To survive in this tough environment, the Arsenale would think globally. Today’s Arsenale would use international sourcing to pre-empt indigenous shipbuilding programs in newly industrialized powers, such as Greater Bulgaria and New Carthage. Would-be new shipbuilders would realize that building parts of a successful Venetian ship was better than building tiny numbers of indigenous, mediocre ships. Internationalization would also lower the Arsenale’s costs and increase quality through a global network of competing vendors. The harebrained Buy Venetian Act of 2003 would threaten this process.
At the end of the day, there are big (and rhetorical) questions: did our defense industrial base evolve along inevitable lines? Is today’s privatized, mostly horizontal company the logical evolutionary conclusion?

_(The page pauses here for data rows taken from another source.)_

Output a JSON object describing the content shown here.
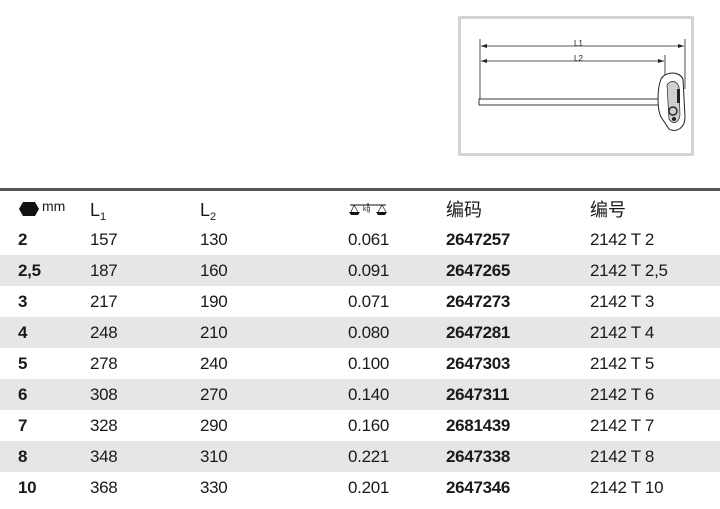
{
  "diagram": {
    "l1_label": "L1",
    "l2_label": "L2"
  },
  "table": {
    "headers": {
      "size_unit": "mm",
      "l1": "L",
      "l1_sub": "1",
      "l2": "L",
      "l2_sub": "2",
      "weight_icon_text": "kg",
      "code": "编码",
      "number": "编号"
    },
    "rows": [
      {
        "size": "2",
        "l1": "157",
        "l2": "130",
        "weight": "0.061",
        "code": "2647257",
        "number": "2142 T 2"
      },
      {
        "size": "2,5",
        "l1": "187",
        "l2": "160",
        "weight": "0.091",
        "code": "2647265",
        "number": "2142 T 2,5"
      },
      {
        "size": "3",
        "l1": "217",
        "l2": "190",
        "weight": "0.071",
        "code": "2647273",
        "number": "2142 T 3"
      },
      {
        "size": "4",
        "l1": "248",
        "l2": "210",
        "weight": "0.080",
        "code": "2647281",
        "number": "2142 T 4"
      },
      {
        "size": "5",
        "l1": "278",
        "l2": "240",
        "weight": "0.100",
        "code": "2647303",
        "number": "2142 T 5"
      },
      {
        "size": "6",
        "l1": "308",
        "l2": "270",
        "weight": "0.140",
        "code": "2647311",
        "number": "2142 T 6"
      },
      {
        "size": "7",
        "l1": "328",
        "l2": "290",
        "weight": "0.160",
        "code": "2681439",
        "number": "2142 T 7"
      },
      {
        "size": "8",
        "l1": "348",
        "l2": "310",
        "weight": "0.221",
        "code": "2647338",
        "number": "2142 T 8"
      },
      {
        "size": "10",
        "l1": "368",
        "l2": "330",
        "weight": "0.201",
        "code": "2647346",
        "number": "2142 T 10"
      }
    ]
  },
  "icons": {
    "hex_size": "hexagon-icon",
    "weight": "scale-icon"
  },
  "colors": {
    "row_shade": "#e6e6e6",
    "rule": "#555555",
    "frame": "#d4d4d4"
  }
}
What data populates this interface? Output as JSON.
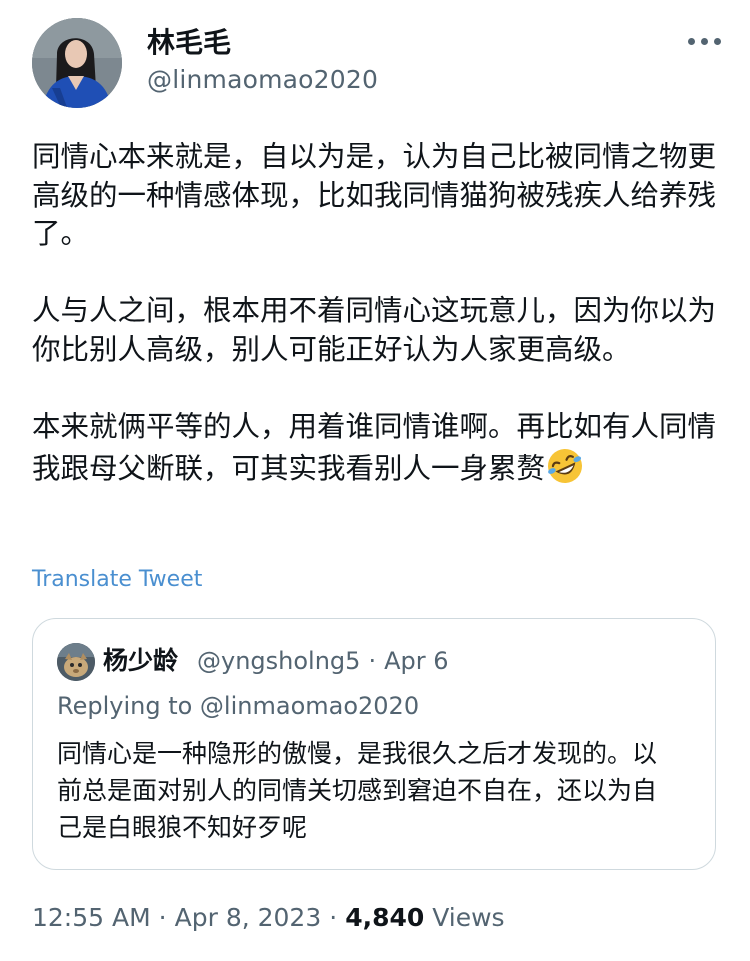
{
  "author": {
    "name": "林毛毛",
    "handle": "@linmaomao2020"
  },
  "tweet": {
    "paragraphs": [
      "同情心本来就是，自以为是，认为自己比被同情之物更高级的一种情感体现，比如我同情猫狗被残疾人给养残了。",
      "人与人之间，根本用不着同情心这玩意儿，因为你以为你比别人高级，别人可能正好认为人家更高级。",
      "本来就俩平等的人，用着谁同情谁啊。再比如有人同情我跟母父断联，可其实我看别人一身累赘"
    ],
    "emoji": "rolling-on-floor-laughing",
    "translate_label": "Translate Tweet"
  },
  "quote": {
    "name": "杨少龄",
    "handle": "@yngsholng5",
    "date": "Apr 6",
    "replying_to": "Replying to @linmaomao2020",
    "text": "同情心是一种隐形的傲慢，是我很久之后才发现的。以前总是面对别人的同情关切感到窘迫不自在，还以为自己是白眼狼不知好歹呢"
  },
  "footer": {
    "time": "12:55 AM",
    "date": "Apr 8, 2023",
    "views_count": "4,840",
    "views_label": "Views"
  },
  "icons": {
    "more": "more-horizontal-icon"
  },
  "colors": {
    "link": "#4a8fd0",
    "secondary_text": "#536471",
    "border": "#cfd9de"
  }
}
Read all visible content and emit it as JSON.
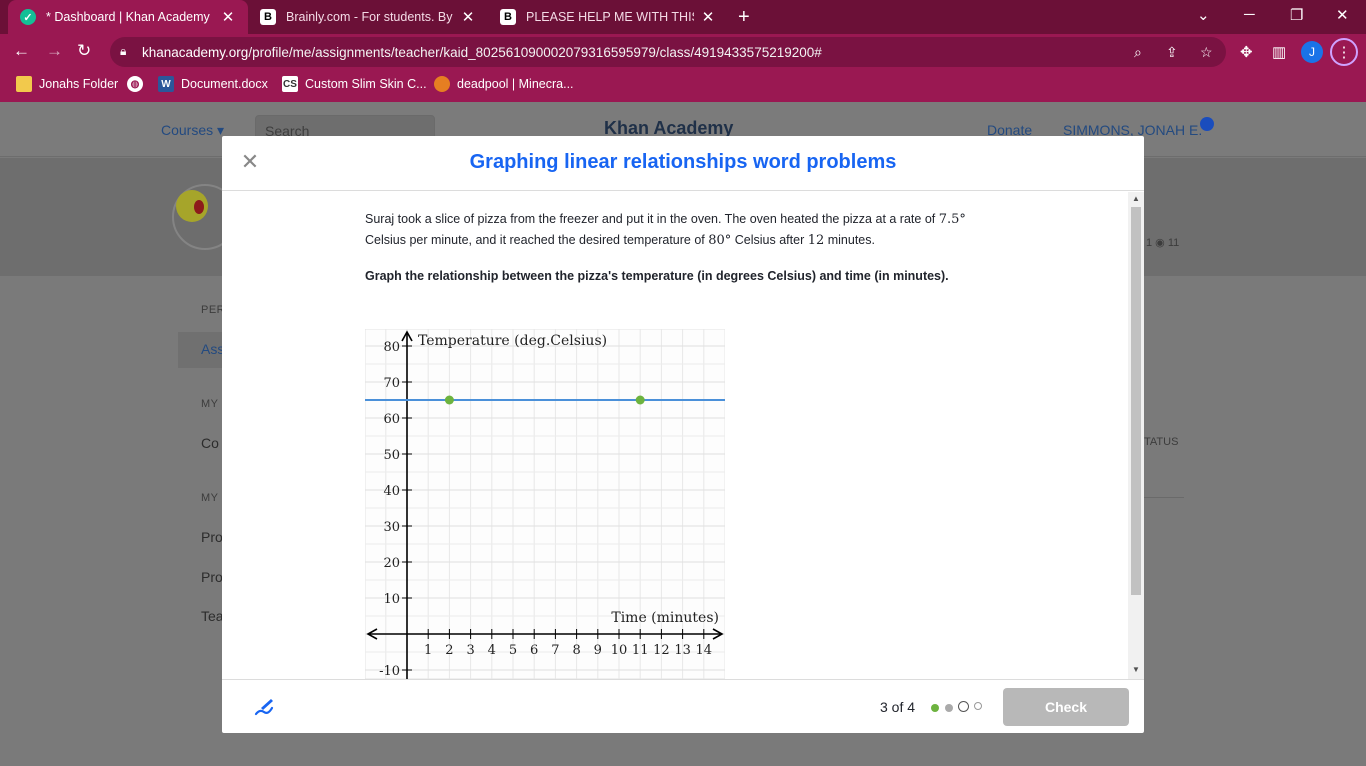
{
  "browser": {
    "tabs": [
      {
        "title": "* Dashboard | Khan Academy",
        "active": true,
        "icon": "khan-academy-favicon"
      },
      {
        "title": "Brainly.com - For students. By stu",
        "active": false,
        "icon": "brainly-favicon"
      },
      {
        "title": "PLEASE HELP ME WITH THIS KHA",
        "active": false,
        "icon": "brainly-favicon"
      }
    ],
    "url_host": "khanacademy.org",
    "url_path": "/profile/me/assignments/teacher/kaid_802561090002079316595979/class/4919433575219200#",
    "profile_initial": "J",
    "bookmarks": [
      {
        "label": "Jonahs Folder",
        "icon": "folder-icon"
      },
      {
        "label": "",
        "icon": "globe-icon"
      },
      {
        "label": "Document.docx",
        "icon": "word-icon"
      },
      {
        "label": "Custom Slim Skin C...",
        "icon": "cs-icon"
      },
      {
        "label": "deadpool | Minecra...",
        "icon": "pumpkin-icon"
      }
    ],
    "accent": "#9a1852"
  },
  "background_page": {
    "courses": "Courses ▾",
    "search_placeholder": "Search",
    "logo": "Khan Academy",
    "donate": "Donate",
    "user": "SIMMONS, JONAH E.",
    "side_items": [
      "PER",
      "Ass",
      "MY",
      "Co",
      "MY",
      "Pro",
      "Pro",
      "Tea"
    ],
    "status_header": "TATUS",
    "streak": "1 ◉ 11"
  },
  "modal": {
    "title": "Graphing linear relationships word problems",
    "problem_parts": {
      "p1": "Suraj took a slice of pizza from the freezer and put it in the oven. The oven heated the pizza at a rate of ",
      "rate": "7.5°",
      "p2": "Celsius per minute, and it reached the desired temperature of ",
      "temp": "80°",
      "p3": " Celsius after ",
      "minutes": "12",
      "p4": " minutes."
    },
    "prompt": "Graph the relationship between the pizza's temperature (in degrees Celsius) and time (in minutes).",
    "footer": {
      "progress": "3 of 4",
      "check_label": "Check"
    }
  },
  "chart_data": {
    "type": "line",
    "xlabel": "Time (minutes)",
    "ylabel": "Temperature (deg.Celsius)",
    "xlim": [
      -2,
      15
    ],
    "ylim": [
      -10,
      84
    ],
    "x_ticks": [
      1,
      2,
      3,
      4,
      5,
      6,
      7,
      8,
      9,
      10,
      11,
      12,
      13,
      14
    ],
    "y_ticks": [
      80,
      70,
      60,
      50,
      40,
      30,
      20,
      10,
      -10
    ],
    "grid": true,
    "line": {
      "y": 65,
      "color": "#4a90d9"
    },
    "points": [
      {
        "x": 2,
        "y": 65
      },
      {
        "x": 11,
        "y": 65
      }
    ],
    "point_color": "#6db33f"
  }
}
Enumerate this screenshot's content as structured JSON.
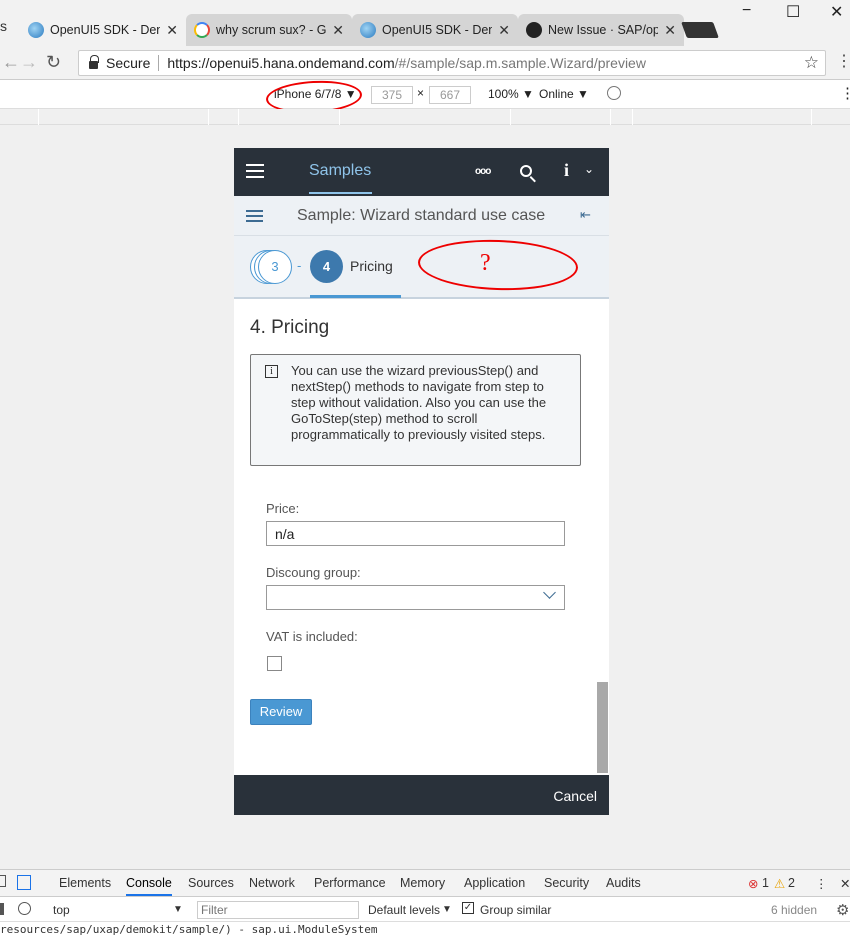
{
  "browser": {
    "tabs": [
      {
        "title": "OpenUI5 SDK - Den",
        "icon": "openui5-icon",
        "active": true
      },
      {
        "title": "why scrum sux? - G",
        "icon": "google-icon",
        "active": false
      },
      {
        "title": "OpenUI5 SDK - Den",
        "icon": "openui5-icon",
        "active": false
      },
      {
        "title": "New Issue · SAP/op",
        "icon": "github-icon",
        "active": false
      }
    ],
    "close_glyph": "✕",
    "window_controls": {
      "minimize": "−",
      "maximize": "☐",
      "close": "✕"
    },
    "secure_label": "Secure",
    "url_main": "https://openui5.hana.ondemand.com",
    "url_rest": "/#/sample/sap.m.sample.Wizard/preview",
    "star": "☆"
  },
  "device_toolbar": {
    "device": "iPhone 6/7/8",
    "width": "375",
    "times": "×",
    "height": "667",
    "zoom": "100%",
    "network": "Online",
    "caret": "▼"
  },
  "app": {
    "shell_title": "Samples",
    "more": "ooo",
    "info": "i",
    "page_title": "Sample: Wizard standard use case",
    "wizard": {
      "prev_step": "3",
      "separator": "-",
      "current_step": "4",
      "current_label": "Pricing"
    },
    "annotation": "?",
    "section_title": "4. Pricing",
    "info_text": "You can use the wizard previousStep() and nextStep() methods to navigate from step to step without validation. Also you can use the GoToStep(step) method to scroll programmatically to previously visited steps.",
    "price_label": "Price:",
    "price_value": "n/a",
    "discount_label": "Discoung group:",
    "discount_value": "",
    "vat_label": "VAT is included:",
    "vat_checked": false,
    "review_button": "Review",
    "cancel_button": "Cancel"
  },
  "devtools": {
    "tabs": [
      "Elements",
      "Console",
      "Sources",
      "Network",
      "Performance",
      "Memory",
      "Application",
      "Security",
      "Audits"
    ],
    "active_tab": "Console",
    "errors": "1",
    "warnings": "2",
    "context": "top",
    "filter_placeholder": "Filter",
    "levels": "Default levels",
    "group_similar": "Group similar",
    "hidden": "6 hidden",
    "log_line": "resources/sap/uxap/demokit/sample/) - sap.ui.ModuleSystem"
  },
  "colors": {
    "shell": "#29313a",
    "accent": "#4a98d3",
    "annotation": "#e00000"
  }
}
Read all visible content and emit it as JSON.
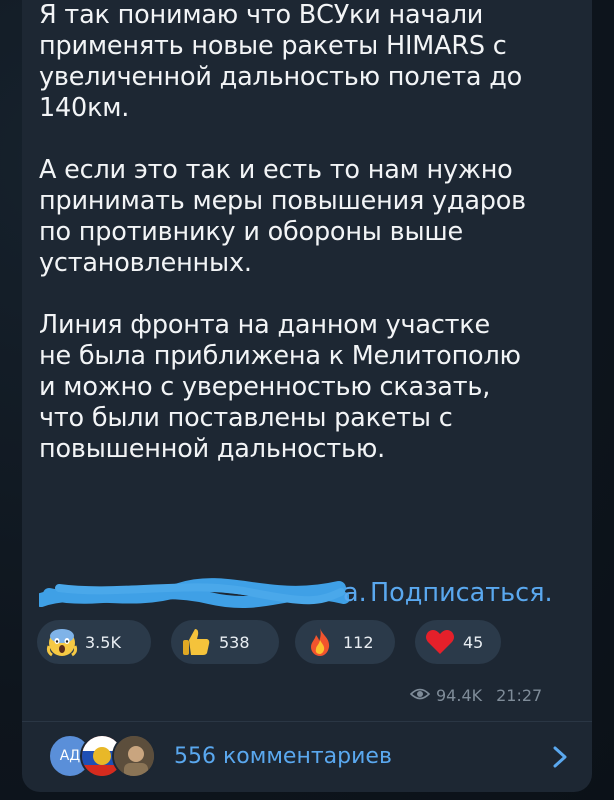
{
  "message": {
    "paragraph1": "Я так понимаю что ВСУки начали\nприменять новые ракеты HIMARS с\nувеличенной дальностью полета до\n140км.",
    "paragraph2": "А если это так и есть то нам нужно\nпринимать меры повышения ударов\nпо противнику и обороны выше\nустановленных.",
    "paragraph3": "Линия фронта на данном участке\nне была приближена к Мелитополю\nи можно с уверенностью сказать,\nчто были поставлены ракеты с\nповышенной дальностью.",
    "redacted_tail": "а.",
    "subscribe_label": "Подписаться."
  },
  "reactions": [
    {
      "icon": "scream-face-icon",
      "count": "3.5K"
    },
    {
      "icon": "thumbs-up-icon",
      "count": "538"
    },
    {
      "icon": "fire-icon",
      "count": "112"
    },
    {
      "icon": "red-heart-icon",
      "count": "45"
    }
  ],
  "meta": {
    "views": "94.4K",
    "time": "21:27"
  },
  "comments": {
    "first_avatar_initials": "АД",
    "label": "556 комментариев"
  },
  "colors": {
    "background": "#0f1720",
    "bubble": "#1d2733",
    "text": "#f2f4f6",
    "accent_link": "#5aa8ef",
    "reaction_pill": "#2b3a4a",
    "meta_text": "#7f8c99",
    "redaction_scribble": "#3fa0e6"
  }
}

Would Venice’s Arsenale inevitably need to adapt itself to the realities of capitalism, like most defense companies in the world today? Could the Arsenale have survived as an example of the vertically integrated, publicly owned, government-run “arsenal system” that was once the norm? Has our own system gone too far in focusing on money, or in crunching the supplier base? Will we decide that a brutally adversarial relationship between primes and subcontractors is as bad as the vertical industrial structure we’ve left behind? Will we evolve towards more supply chain partnerships, similar to the Japanese car manufacturing system?
Also at the end of the day, I rejoined my wife for a pre-dinner bottle of Prosecco. She had chosen to spend the afternoon looking at Renaissance architecture while I looked at a primitive defense site. The things people think are important I’ll never understand.
Speaking of importance, you won’t find much in this month’s reports. They cover the 717, 757, Caravan, OH-1, C-5, Premier One, Rafale, and Bell’s 430. The Citation report is absent, as we’re waiting for NBAA news. Have a good month.
© Richard Aboulafia 1997-2006, All rights reserved.